Each record below should be printed exactly as it was written.

══════════════════════════════

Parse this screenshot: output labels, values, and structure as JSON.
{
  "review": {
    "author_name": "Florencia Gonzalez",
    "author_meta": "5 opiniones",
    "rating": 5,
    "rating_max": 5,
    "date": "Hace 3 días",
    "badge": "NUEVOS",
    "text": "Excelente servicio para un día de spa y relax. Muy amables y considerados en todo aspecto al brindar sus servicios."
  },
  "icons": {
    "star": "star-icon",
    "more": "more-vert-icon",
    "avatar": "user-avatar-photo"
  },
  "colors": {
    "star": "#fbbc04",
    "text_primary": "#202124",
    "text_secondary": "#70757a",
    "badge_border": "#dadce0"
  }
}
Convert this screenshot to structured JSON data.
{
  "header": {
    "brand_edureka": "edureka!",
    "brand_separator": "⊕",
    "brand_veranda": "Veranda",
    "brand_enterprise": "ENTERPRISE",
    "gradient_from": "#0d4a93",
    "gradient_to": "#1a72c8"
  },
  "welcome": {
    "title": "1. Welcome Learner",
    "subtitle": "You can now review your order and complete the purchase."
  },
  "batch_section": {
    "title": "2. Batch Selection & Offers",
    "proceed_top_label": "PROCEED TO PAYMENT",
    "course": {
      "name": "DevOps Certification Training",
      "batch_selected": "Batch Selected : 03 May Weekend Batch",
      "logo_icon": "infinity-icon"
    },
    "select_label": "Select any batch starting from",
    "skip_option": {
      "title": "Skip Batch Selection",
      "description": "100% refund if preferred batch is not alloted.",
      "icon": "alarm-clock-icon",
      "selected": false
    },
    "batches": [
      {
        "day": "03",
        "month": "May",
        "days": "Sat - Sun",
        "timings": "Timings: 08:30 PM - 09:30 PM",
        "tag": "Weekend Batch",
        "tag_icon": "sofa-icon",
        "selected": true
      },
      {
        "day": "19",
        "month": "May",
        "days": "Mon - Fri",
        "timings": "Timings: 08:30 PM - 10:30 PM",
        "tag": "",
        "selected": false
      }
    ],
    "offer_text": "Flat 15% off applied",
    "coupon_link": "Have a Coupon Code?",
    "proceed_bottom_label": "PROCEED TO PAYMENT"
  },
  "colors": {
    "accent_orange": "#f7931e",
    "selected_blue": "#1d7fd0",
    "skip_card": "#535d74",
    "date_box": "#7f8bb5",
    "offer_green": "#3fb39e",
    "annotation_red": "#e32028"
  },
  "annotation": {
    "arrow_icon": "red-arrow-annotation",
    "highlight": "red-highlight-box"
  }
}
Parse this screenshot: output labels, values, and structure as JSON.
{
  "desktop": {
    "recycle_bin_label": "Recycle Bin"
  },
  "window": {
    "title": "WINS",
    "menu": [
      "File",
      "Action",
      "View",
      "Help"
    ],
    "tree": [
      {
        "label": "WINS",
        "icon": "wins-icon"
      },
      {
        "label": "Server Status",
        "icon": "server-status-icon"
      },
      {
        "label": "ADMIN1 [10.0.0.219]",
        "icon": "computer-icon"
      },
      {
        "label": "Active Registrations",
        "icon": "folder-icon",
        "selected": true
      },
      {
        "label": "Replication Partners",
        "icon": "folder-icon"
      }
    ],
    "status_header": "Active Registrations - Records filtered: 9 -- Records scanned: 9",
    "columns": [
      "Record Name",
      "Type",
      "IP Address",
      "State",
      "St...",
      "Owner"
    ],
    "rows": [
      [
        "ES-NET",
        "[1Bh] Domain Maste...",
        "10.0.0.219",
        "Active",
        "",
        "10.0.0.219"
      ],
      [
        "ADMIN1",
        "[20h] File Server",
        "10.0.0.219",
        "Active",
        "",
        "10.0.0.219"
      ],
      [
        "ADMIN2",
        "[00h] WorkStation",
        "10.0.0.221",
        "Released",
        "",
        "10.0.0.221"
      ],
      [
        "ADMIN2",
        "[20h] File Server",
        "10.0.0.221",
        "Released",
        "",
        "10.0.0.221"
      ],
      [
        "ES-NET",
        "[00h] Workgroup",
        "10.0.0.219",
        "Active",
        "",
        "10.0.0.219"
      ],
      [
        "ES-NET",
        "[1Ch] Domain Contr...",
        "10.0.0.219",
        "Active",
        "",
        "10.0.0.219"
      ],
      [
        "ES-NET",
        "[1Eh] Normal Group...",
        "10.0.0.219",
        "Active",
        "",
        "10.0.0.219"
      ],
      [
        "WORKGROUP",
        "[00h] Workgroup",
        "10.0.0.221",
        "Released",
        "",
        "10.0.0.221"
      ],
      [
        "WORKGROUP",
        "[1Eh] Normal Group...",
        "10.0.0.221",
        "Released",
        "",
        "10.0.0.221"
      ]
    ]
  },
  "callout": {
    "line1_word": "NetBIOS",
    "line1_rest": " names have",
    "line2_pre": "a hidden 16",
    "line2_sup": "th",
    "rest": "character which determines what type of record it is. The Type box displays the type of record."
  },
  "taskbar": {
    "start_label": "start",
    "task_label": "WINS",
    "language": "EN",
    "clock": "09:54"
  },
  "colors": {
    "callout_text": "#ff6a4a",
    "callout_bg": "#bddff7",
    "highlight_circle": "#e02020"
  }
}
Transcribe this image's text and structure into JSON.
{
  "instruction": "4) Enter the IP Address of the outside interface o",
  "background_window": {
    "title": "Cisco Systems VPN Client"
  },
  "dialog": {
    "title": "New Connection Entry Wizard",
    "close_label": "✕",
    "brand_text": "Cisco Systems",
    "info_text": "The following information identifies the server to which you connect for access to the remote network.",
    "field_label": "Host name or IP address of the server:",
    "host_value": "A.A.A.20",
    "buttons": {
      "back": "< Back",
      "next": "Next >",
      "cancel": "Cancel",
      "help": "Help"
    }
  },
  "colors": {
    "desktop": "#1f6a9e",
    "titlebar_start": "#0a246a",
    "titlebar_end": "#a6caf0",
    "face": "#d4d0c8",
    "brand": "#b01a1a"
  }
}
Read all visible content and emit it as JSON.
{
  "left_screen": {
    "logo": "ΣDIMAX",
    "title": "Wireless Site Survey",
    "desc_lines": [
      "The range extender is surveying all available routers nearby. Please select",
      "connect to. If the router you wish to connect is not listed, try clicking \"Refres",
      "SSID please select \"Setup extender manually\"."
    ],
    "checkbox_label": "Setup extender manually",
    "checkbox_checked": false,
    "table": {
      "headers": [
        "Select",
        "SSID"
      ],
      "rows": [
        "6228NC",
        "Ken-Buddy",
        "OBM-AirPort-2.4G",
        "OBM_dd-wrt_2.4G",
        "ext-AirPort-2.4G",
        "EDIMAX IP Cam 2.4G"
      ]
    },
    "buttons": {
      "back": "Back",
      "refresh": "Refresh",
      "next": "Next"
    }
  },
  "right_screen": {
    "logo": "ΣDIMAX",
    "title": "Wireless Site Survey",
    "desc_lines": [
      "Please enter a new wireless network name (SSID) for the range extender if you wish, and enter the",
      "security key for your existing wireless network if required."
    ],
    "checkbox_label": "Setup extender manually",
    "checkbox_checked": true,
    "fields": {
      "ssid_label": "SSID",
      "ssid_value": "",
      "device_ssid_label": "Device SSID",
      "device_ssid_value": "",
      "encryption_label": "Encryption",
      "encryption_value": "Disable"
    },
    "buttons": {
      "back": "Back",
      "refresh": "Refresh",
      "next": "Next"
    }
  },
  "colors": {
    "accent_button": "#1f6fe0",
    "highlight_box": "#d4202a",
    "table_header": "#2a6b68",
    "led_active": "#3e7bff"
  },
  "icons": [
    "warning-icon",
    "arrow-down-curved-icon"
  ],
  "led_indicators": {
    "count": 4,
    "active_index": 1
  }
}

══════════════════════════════

## Output of the exercise:
Parse this screenshot: output labels, values, and structure as JSON.
{
  "review": {
    "author_name": "Florencia Gonzalez",
    "author_meta": "5 opiniones",
    "rating": 5,
    "rating_max": 5,
    "date": "Hace 3 días",
    "badge": "NUEVOS",
    "text": "Excelente servicio para un día de spa y relax. Muy amables y considerados en todo aspecto al brindar sus servicios."
  },
  "icons": {
    "star": "star-icon",
    "more": "more-vert-icon",
    "avatar": "user-avatar-photo"
  },
  "colors": {
    "star": "#fbbc04",
    "text_primary": "#202124",
    "text_secondary": "#70757a",
    "badge_border": "#dadce0"
  }
}
Convert this screenshot to structured JSON data.
{
  "header": {
    "brand_edureka": "edureka!",
    "brand_separator": "⊕",
    "brand_veranda": "Veranda",
    "brand_enterprise": "ENTERPRISE",
    "gradient_from": "#0d4a93",
    "gradient_to": "#1a72c8"
  },
  "welcome": {
    "title": "1. Welcome Learner",
    "subtitle": "You can now review your order and complete the purchase."
  },
  "batch_section": {
    "title": "2. Batch Selection & Offers",
    "proceed_top_label": "PROCEED TO PAYMENT",
    "course": {
      "name": "DevOps Certification Training",
      "batch_selected": "Batch Selected : 03 May Weekend Batch",
      "logo_icon": "infinity-icon"
    },
    "select_label": "Select any batch starting from",
    "skip_option": {
      "title": "Skip Batch Selection",
      "description": "100% refund if preferred batch is not alloted.",
      "icon": "alarm-clock-icon",
      "selected": false
    },
    "batches": [
      {
        "day": "03",
        "month": "May",
        "days": "Sat - Sun",
        "timings": "Timings: 08:30 PM - 09:30 PM",
        "tag": "Weekend Batch",
        "tag_icon": "sofa-icon",
        "selected": true
      },
      {
        "day": "19",
        "month": "May",
        "days": "Mon - Fri",
        "timings": "Timings: 08:30 PM - 10:30 PM",
        "tag": "",
        "selected": false
      }
    ],
    "offer_text": "Flat 15% off applied",
    "coupon_link": "Have a Coupon Code?",
    "proceed_bottom_label": "PROCEED TO PAYMENT"
  },
  "colors": {
    "accent_orange": "#f7931e",
    "selected_blue": "#1d7fd0",
    "skip_card": "#535d74",
    "date_box": "#7f8bb5",
    "offer_green": "#3fb39e",
    "annotation_red": "#e32028"
  },
  "annotation": {
    "arrow_icon": "red-arrow-annotation",
    "highlight": "red-highlight-box"
  }
}
Parse this screenshot: output labels, values, and structure as JSON.
{
  "desktop": {
    "recycle_bin_label": "Recycle Bin"
  },
  "window": {
    "title": "WINS",
    "menu": [
      "File",
      "Action",
      "View",
      "Help"
    ],
    "tree": [
      {
        "label": "WINS",
        "icon": "wins-icon"
      },
      {
        "label": "Server Status",
        "icon": "server-status-icon"
      },
      {
        "label": "ADMIN1 [10.0.0.219]",
        "icon": "computer-icon"
      },
      {
        "label": "Active Registrations",
        "icon": "folder-icon",
        "selected": true
      },
      {
        "label": "Replication Partners",
        "icon": "folder-icon"
      }
    ],
    "status_header": "Active Registrations - Records filtered: 9 -- Records scanned: 9",
    "columns": [
      "Record Name",
      "Type",
      "IP Address",
      "State",
      "St...",
      "Owner"
    ],
    "rows": [
      [
        "ES-NET",
        "[1Bh] Domain Maste...",
        "10.0.0.219",
        "Active",
        "",
        "10.0.0.219"
      ],
      [
        "ADMIN1",
        "[20h] File Server",
        "10.0.0.219",
        "Active",
        "",
        "10.0.0.219"
      ],
      [
        "ADMIN2",
        "[00h] WorkStation",
        "10.0.0.221",
        "Released",
        "",
        "10.0.0.221"
      ],
      [
        "ADMIN2",
        "[20h] File Server",
        "10.0.0.221",
        "Released",
        "",
        "10.0.0.221"
      ],
      [
        "ES-NET",
        "[00h] Workgroup",
        "10.0.0.219",
        "Active",
        "",
        "10.0.0.219"
      ],
      [
        "ES-NET",
        "[1Ch] Domain Contr...",
        "10.0.0.219",
        "Active",
        "",
        "10.0.0.219"
      ],
      [
        "ES-NET",
        "[1Eh] Normal Group...",
        "10.0.0.219",
        "Active",
        "",
        "10.0.0.219"
      ],
      [
        "WORKGROUP",
        "[00h] Workgroup",
        "10.0.0.221",
        "Released",
        "",
        "10.0.0.221"
      ],
      [
        "WORKGROUP",
        "[1Eh] Normal Group...",
        "10.0.0.221",
        "Released",
        "",
        "10.0.0.221"
      ]
    ]
  },
  "callout": {
    "line1_word": "NetBIOS",
    "line1_rest": " names have",
    "line2_pre": "a hidden 16",
    "line2_sup": "th",
    "rest": "character which determines what type of record it is. The Type box displays the type of record."
  },
  "taskbar": {
    "start_label": "start",
    "task_label": "WINS",
    "language": "EN",
    "clock": "09:54"
  },
  "colors": {
    "callout_text": "#ff6a4a",
    "callout_bg": "#bddff7",
    "highlight_circle": "#e02020"
  }
}
Transcribe this image's text and structure into JSON.
{
  "instruction": "4) Enter the IP Address of the outside interface o",
  "background_window": {
    "title": "Cisco Systems VPN Client"
  },
  "dialog": {
    "title": "New Connection Entry Wizard",
    "close_label": "✕",
    "brand_text": "Cisco Systems",
    "info_text": "The following information identifies the server to which you connect for access to the remote network.",
    "field_label": "Host name or IP address of the server:",
    "host_value": "A.A.A.20",
    "buttons": {
      "back": "< Back",
      "next": "Next >",
      "cancel": "Cancel",
      "help": "Help"
    }
  },
  "colors": {
    "desktop": "#1f6a9e",
    "titlebar_start": "#0a246a",
    "titlebar_end": "#a6caf0",
    "face": "#d4d0c8",
    "brand": "#b01a1a"
  }
}
Read all visible content and emit it as JSON.
{
  "left_screen": {
    "logo": "ΣDIMAX",
    "title": "Wireless Site Survey",
    "desc_lines": [
      "The range extender is surveying all available routers nearby. Please select",
      "connect to. If the router you wish to connect is not listed, try clicking \"Refres",
      "SSID please select \"Setup extender manually\"."
    ],
    "checkbox_label": "Setup extender manually",
    "checkbox_checked": false,
    "table": {
      "headers": [
        "Select",
        "SSID"
      ],
      "rows": [
        "6228NC",
        "Ken-Buddy",
        "OBM-AirPort-2.4G",
        "OBM_dd-wrt_2.4G",
        "ext-AirPort-2.4G",
        "EDIMAX IP Cam 2.4G"
      ]
    },
    "buttons": {
      "back": "Back",
      "refresh": "Refresh",
      "next": "Next"
    }
  },
  "right_screen": {
    "logo": "ΣDIMAX",
    "title": "Wireless Site Survey",
    "desc_lines": [
      "Please enter a new wireless network name (SSID) for the range extender if you wish, and enter the",
      "security key for your existing wireless network if required."
    ],
    "checkbox_label": "Setup extender manually",
    "checkbox_checked": true,
    "fields": {
      "ssid_label": "SSID",
      "ssid_value": "",
      "device_ssid_label": "Device SSID",
      "device_ssid_value": "",
      "encryption_label": "Encryption",
      "encryption_value": "Disable"
    },
    "buttons": {
      "back": "Back",
      "refresh": "Refresh",
      "next": "Next"
    }
  },
  "colors": {
    "accent_button": "#1f6fe0",
    "highlight_box": "#d4202a",
    "table_header": "#2a6b68",
    "led_active": "#3e7bff"
  },
  "icons": [
    "warning-icon",
    "arrow-down-curved-icon"
  ],
  "led_indicators": {
    "count": 4,
    "active_index": 1
  }
}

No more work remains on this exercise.